YOUR ASSIGNMENT ▸ Every line in the records below that holds "name" must be identified and copied.

DATA TO EXAMINE ▸
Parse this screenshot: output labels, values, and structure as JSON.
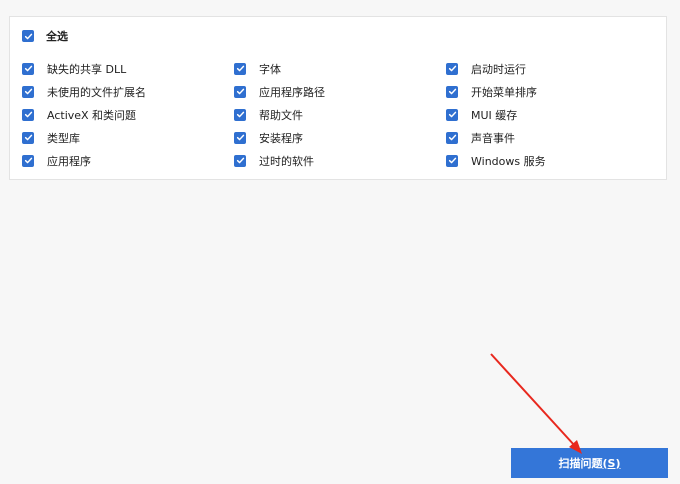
{
  "select_all": {
    "label": "全选",
    "checked": true
  },
  "options": [
    {
      "label": "缺失的共享 DLL",
      "checked": true
    },
    {
      "label": "未使用的文件扩展名",
      "checked": true
    },
    {
      "label": "ActiveX 和类问题",
      "checked": true
    },
    {
      "label": "类型库",
      "checked": true
    },
    {
      "label": "应用程序",
      "checked": true
    },
    {
      "label": "字体",
      "checked": true
    },
    {
      "label": "应用程序路径",
      "checked": true
    },
    {
      "label": "帮助文件",
      "checked": true
    },
    {
      "label": "安装程序",
      "checked": true
    },
    {
      "label": "过时的软件",
      "checked": true
    },
    {
      "label": "启动时运行",
      "checked": true
    },
    {
      "label": "开始菜单排序",
      "checked": true
    },
    {
      "label": "MUI 缓存",
      "checked": true
    },
    {
      "label": "声音事件",
      "checked": true
    },
    {
      "label": "Windows 服务",
      "checked": true
    }
  ],
  "scan_button": {
    "label": "扫描问题",
    "hotkey": "(S)"
  },
  "colors": {
    "accent": "#3476d8",
    "checkbox": "#2f6fd0",
    "annotation_arrow": "#e8281e"
  }
}
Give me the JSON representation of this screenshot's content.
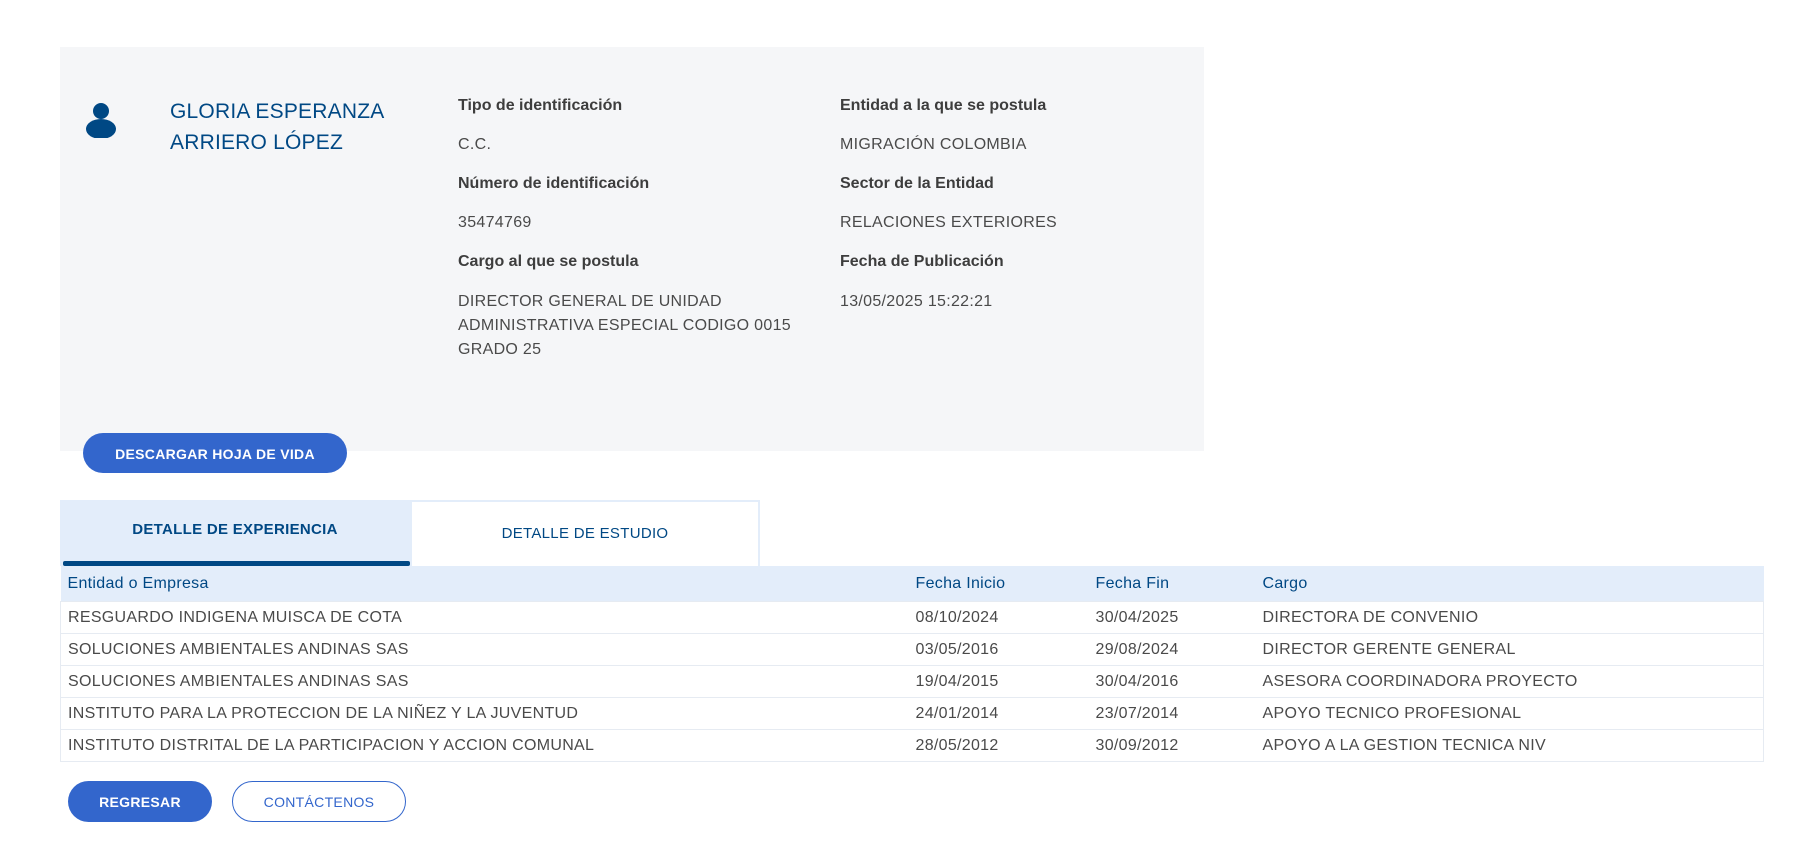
{
  "profile": {
    "name": "GLORIA ESPERANZA ARRIERO LÓPEZ",
    "avatar_icon": "user-icon",
    "fields_left": [
      {
        "label": "Tipo de identificación",
        "value": "C.C."
      },
      {
        "label": "Número de identificación",
        "value": "35474769"
      },
      {
        "label": "Cargo al que se postula",
        "value": "DIRECTOR GENERAL DE UNIDAD ADMINISTRATIVA ESPECIAL CODIGO 0015 GRADO 25"
      }
    ],
    "fields_right": [
      {
        "label": "Entidad a la que se postula",
        "value": "MIGRACIÓN COLOMBIA"
      },
      {
        "label": "Sector de la Entidad",
        "value": "RELACIONES EXTERIORES"
      },
      {
        "label": "Fecha de Publicación",
        "value": "13/05/2025 15:22:21"
      }
    ],
    "download_label": "DESCARGAR HOJA DE VIDA"
  },
  "tabs": [
    {
      "label": "DETALLE DE EXPERIENCIA",
      "active": true
    },
    {
      "label": "DETALLE DE ESTUDIO",
      "active": false
    }
  ],
  "table": {
    "headers": [
      "Entidad o Empresa",
      "Fecha Inicio",
      "Fecha Fin",
      "Cargo"
    ],
    "rows": [
      [
        "RESGUARDO INDIGENA MUISCA DE COTA",
        "08/10/2024",
        "30/04/2025",
        "DIRECTORA DE CONVENIO"
      ],
      [
        "SOLUCIONES AMBIENTALES ANDINAS SAS",
        "03/05/2016",
        "29/08/2024",
        "DIRECTOR GERENTE GENERAL"
      ],
      [
        "SOLUCIONES AMBIENTALES ANDINAS SAS",
        "19/04/2015",
        "30/04/2016",
        "ASESORA COORDINADORA PROYECTO"
      ],
      [
        "INSTITUTO PARA LA PROTECCION DE LA NIÑEZ Y LA JUVENTUD",
        "24/01/2014",
        "23/07/2014",
        "APOYO TECNICO PROFESIONAL"
      ],
      [
        "INSTITUTO DISTRITAL DE LA PARTICIPACION Y ACCION COMUNAL",
        "28/05/2012",
        "30/09/2012",
        "APOYO A LA GESTION TECNICA NIV"
      ]
    ]
  },
  "actions": {
    "back_label": "REGRESAR",
    "contact_label": "CONTÁCTENOS"
  },
  "colors": {
    "primary": "#3366cc",
    "heading": "#004884",
    "card_bg": "#f5f6f8",
    "header_bg": "#e3edfa"
  }
}
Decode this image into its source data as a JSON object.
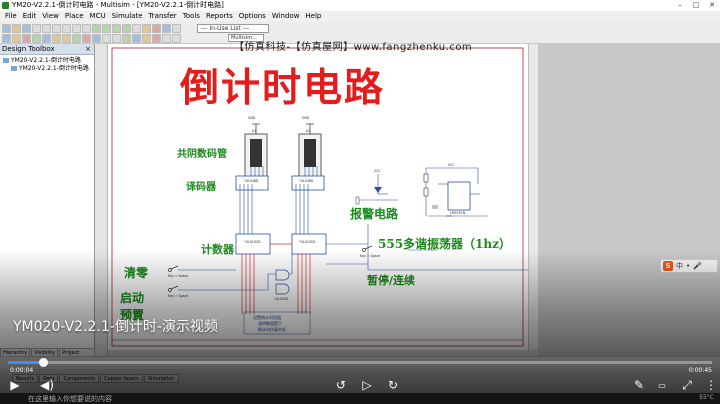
{
  "window": {
    "title": "YM20-V2.2.1-倒计时电路 - Multisim - [YM20-V2.2.1-倒计时电路]",
    "controls": [
      "–",
      "□",
      "✕"
    ]
  },
  "menu": [
    "File",
    "Edit",
    "View",
    "Place",
    "MCU",
    "Simulate",
    "Transfer",
    "Tools",
    "Reports",
    "Options",
    "Window",
    "Help"
  ],
  "toolbar": {
    "in_use_list": "--- In-Use List ---",
    "search_hint": "Multisim..."
  },
  "toolbox": {
    "title": "Design Toolbox",
    "close": "×",
    "tree": [
      "YM20-V2.2.1-倒计时电路",
      "YM20-V2.2.1-倒计时电路"
    ],
    "tabs": [
      "Hierarchy",
      "Visibility",
      "Project View"
    ]
  },
  "sheet_tabs": [
    "Results",
    "Nets",
    "Components",
    "Copper layers",
    "Simulation"
  ],
  "schematic": {
    "watermark": "【仿真科技-【仿真屋网】www.fangzhenku.com",
    "title": "倒计时电路",
    "labels": {
      "display": "共阴数码管",
      "decoder": "译码器",
      "counter": "计数器",
      "alarm": "报警电路",
      "oscillator": "555多谐振荡器（1hz）",
      "pause": "暂停/连续",
      "clear": "清零",
      "start": "启动",
      "preset": "预置",
      "preset_note_1": "设置倒计时初值",
      "preset_note_2": "请将数值置于",
      "preset_note_3": "倒计时仿真时长"
    },
    "part_labels": {
      "u1": "U1",
      "u2": "U2",
      "u3": "74LS48D",
      "u4": "74LS48D",
      "u5": "74LS192D",
      "u6": "74LS192D",
      "u7": "74LS00D",
      "u8": "LM555CN",
      "keyspace1": "Key = Space",
      "keyspace2": "Key = Space",
      "keyspace3": "Key = Space",
      "vcc": "VCC",
      "gnd": "GND"
    }
  },
  "video": {
    "title": "YM020-V2.2.1-倒计时-演示视频",
    "current_time": "0:00:04",
    "duration": "0:00:45",
    "progress": 0.05,
    "subtitle": "在这里输入你想要说的内容",
    "tray_text": "55°C"
  },
  "ime": {
    "brand": "S",
    "items": [
      "中",
      "•",
      "🎤"
    ]
  }
}
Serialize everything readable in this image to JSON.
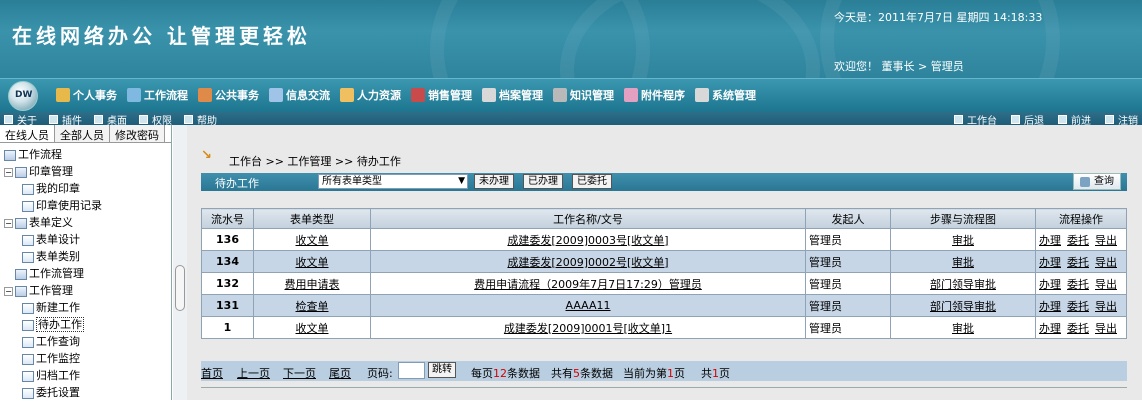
{
  "header": {
    "brand": "在线网络办公   让管理更轻松",
    "date": "今天是：2011年7月7日  星期四 14:18:33",
    "welcome": "欢迎您！ 董事长 > 管理员"
  },
  "main_menu": [
    {
      "label": "个人事务",
      "icon": "person-icon",
      "color": "#e6b94a"
    },
    {
      "label": "工作流程",
      "icon": "workflow-icon",
      "color": "#7fb8e0"
    },
    {
      "label": "公共事务",
      "icon": "public-icon",
      "color": "#e08a4a"
    },
    {
      "label": "信息交流",
      "icon": "message-icon",
      "color": "#9fc4e8"
    },
    {
      "label": "人力资源",
      "icon": "hr-icon",
      "color": "#f0c060"
    },
    {
      "label": "销售管理",
      "icon": "sales-icon",
      "color": "#c84a4a"
    },
    {
      "label": "档案管理",
      "icon": "archive-icon",
      "color": "#d8d8d8"
    },
    {
      "label": "知识管理",
      "icon": "knowledge-icon",
      "color": "#b9b9b9"
    },
    {
      "label": "附件程序",
      "icon": "attachment-icon",
      "color": "#e4a0c0"
    },
    {
      "label": "系统管理",
      "icon": "system-icon",
      "color": "#d8d8d8"
    }
  ],
  "toolbar": {
    "left": [
      "关于",
      "插件",
      "桌面",
      "权限",
      "帮助"
    ],
    "right": [
      "工作台",
      "后退",
      "前进",
      "注销"
    ]
  },
  "sidebar": {
    "tabs": [
      "在线人员",
      "全部人员",
      "修改密码"
    ],
    "tree": [
      {
        "label": "工作流程",
        "level": 0,
        "expander": ""
      },
      {
        "label": "印章管理",
        "level": 1,
        "expander": "−"
      },
      {
        "label": "我的印章",
        "level": 2,
        "expander": ""
      },
      {
        "label": "印章使用记录",
        "level": 2,
        "expander": ""
      },
      {
        "label": "表单定义",
        "level": 1,
        "expander": "−"
      },
      {
        "label": "表单设计",
        "level": 2,
        "expander": ""
      },
      {
        "label": "表单类别",
        "level": 2,
        "expander": ""
      },
      {
        "label": "工作流管理",
        "level": 1,
        "expander": ""
      },
      {
        "label": "工作管理",
        "level": 1,
        "expander": "−"
      },
      {
        "label": "新建工作",
        "level": 2,
        "expander": ""
      },
      {
        "label": "待办工作",
        "level": 2,
        "expander": "",
        "selected": true
      },
      {
        "label": "工作查询",
        "level": 2,
        "expander": ""
      },
      {
        "label": "工作监控",
        "level": 2,
        "expander": ""
      },
      {
        "label": "归档工作",
        "level": 2,
        "expander": ""
      },
      {
        "label": "委托设置",
        "level": 2,
        "expander": ""
      }
    ]
  },
  "breadcrumb": "工作台 >> 工作管理 >> 待办工作",
  "filter": {
    "label": "待办工作",
    "select_value": "所有表单类型",
    "buttons": [
      "未办理",
      "已办理",
      "已委托"
    ],
    "query": "查询"
  },
  "table": {
    "headers": [
      "流水号",
      "表单类型",
      "工作名称/文号",
      "发起人",
      "步骤与流程图",
      "流程操作"
    ],
    "rows": [
      {
        "id": "136",
        "form": "收文单",
        "name": "成建委发[2009]0003号[收文单]",
        "initiator": "管理员",
        "step": "审批",
        "ops": [
          "办理",
          "委托",
          "导出"
        ]
      },
      {
        "id": "134",
        "form": "收文单",
        "name": "成建委发[2009]0002号[收文单]",
        "initiator": "管理员",
        "step": "审批",
        "ops": [
          "办理",
          "委托",
          "导出"
        ]
      },
      {
        "id": "132",
        "form": "费用申请表",
        "name": "费用申请流程（2009年7月7日17:29）管理员",
        "initiator": "管理员",
        "step": "部门领导审批",
        "ops": [
          "办理",
          "委托",
          "导出"
        ]
      },
      {
        "id": "131",
        "form": "检查单",
        "name": "AAAA11",
        "initiator": "管理员",
        "step": "部门领导审批",
        "ops": [
          "办理",
          "委托",
          "导出"
        ]
      },
      {
        "id": "1",
        "form": "收文单",
        "name": "成建委发[2009]0001号[收文单]1",
        "initiator": "管理员",
        "step": "审批",
        "ops": [
          "办理",
          "委托",
          "导出"
        ]
      }
    ]
  },
  "pager": {
    "first": "首页",
    "prev": "上一页",
    "next": "下一页",
    "last": "尾页",
    "page_label": "页码:",
    "jump": "跳转",
    "per_page_pre": "每页",
    "per_page": "12",
    "per_page_post": "条数据",
    "total_pre": "共有",
    "total": "5",
    "total_post": "条数据",
    "current_pre": "当前为第",
    "current": "1",
    "current_post": "页",
    "pages_pre": "共",
    "pages": "1",
    "pages_post": "页"
  }
}
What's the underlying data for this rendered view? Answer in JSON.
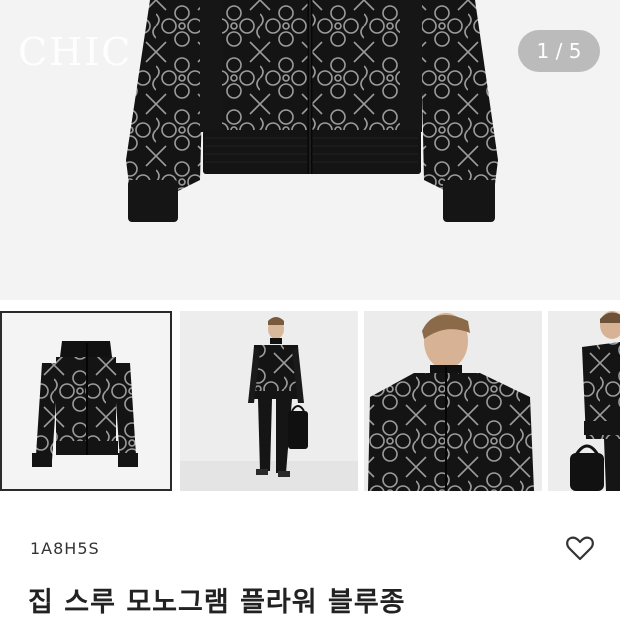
{
  "gallery": {
    "watermark": "CHIC",
    "counter": "1 / 5",
    "thumbnails": [
      {
        "label": "jacket-front",
        "selected": true
      },
      {
        "label": "model-full-body",
        "selected": false
      },
      {
        "label": "model-close-up",
        "selected": false
      },
      {
        "label": "model-side",
        "selected": false
      }
    ]
  },
  "product": {
    "code": "1A8H5S",
    "name": "집 스루 모노그램 플라워 블루종"
  },
  "icons": {
    "favorite": "heart-outline-icon"
  }
}
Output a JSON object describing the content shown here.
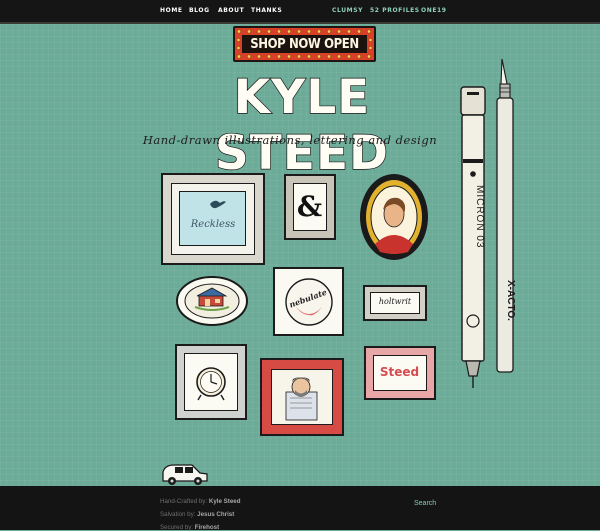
{
  "nav": {
    "items": [
      {
        "label": "HOME"
      },
      {
        "label": "BLOG"
      },
      {
        "label": "ABOUT"
      },
      {
        "label": "THANKS"
      }
    ],
    "alt_items": [
      {
        "label": "CLUMSY"
      },
      {
        "label": "52 PROFILES"
      },
      {
        "label": "ONE19"
      }
    ]
  },
  "sign": {
    "label": "SHOP NOW OPEN"
  },
  "header": {
    "title": "KYLE STEED",
    "subtitle": "Hand-drawn illustrations, lettering and design"
  },
  "gallery": {
    "reckless_label": "Reckless",
    "ampersand": "&",
    "holdwrit_label": "holtwrit",
    "nebulate_label": "nebulate",
    "steed_label": "Steed"
  },
  "tools": {
    "pen_brand": "MICRON 03",
    "knife_brand": "X-ACTO."
  },
  "footer": {
    "line1_prefix": "Hand-Crafted by:",
    "line1_value": "Kyle Steed",
    "line2_prefix": "Salvation by:",
    "line2_value": "Jesus Christ",
    "line3_prefix": "Secured by:",
    "line3_value": "Firehost",
    "search_label": "Search"
  },
  "colors": {
    "background": "#6cab98",
    "nav_bar": "#151515",
    "sign_red": "#d8402a",
    "accent_pink": "#e06b70"
  }
}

FINISHED EXERCISE ▸
    "name": "GLORIA ESPERANZA ARRIERO LÓPEZ",
        "name": "成建委发[2009]0003号[收文单]",
        "name": "成建委发[2009]0002号[收文单]",
        "name": "费用申请流程（2009年7月7日17:29）管理员",
        "name": "AAAA11",
        "name": "成建委发[2009]0001号[收文单]1",
    "name": "집 스루 모노그램 플라워 블루종"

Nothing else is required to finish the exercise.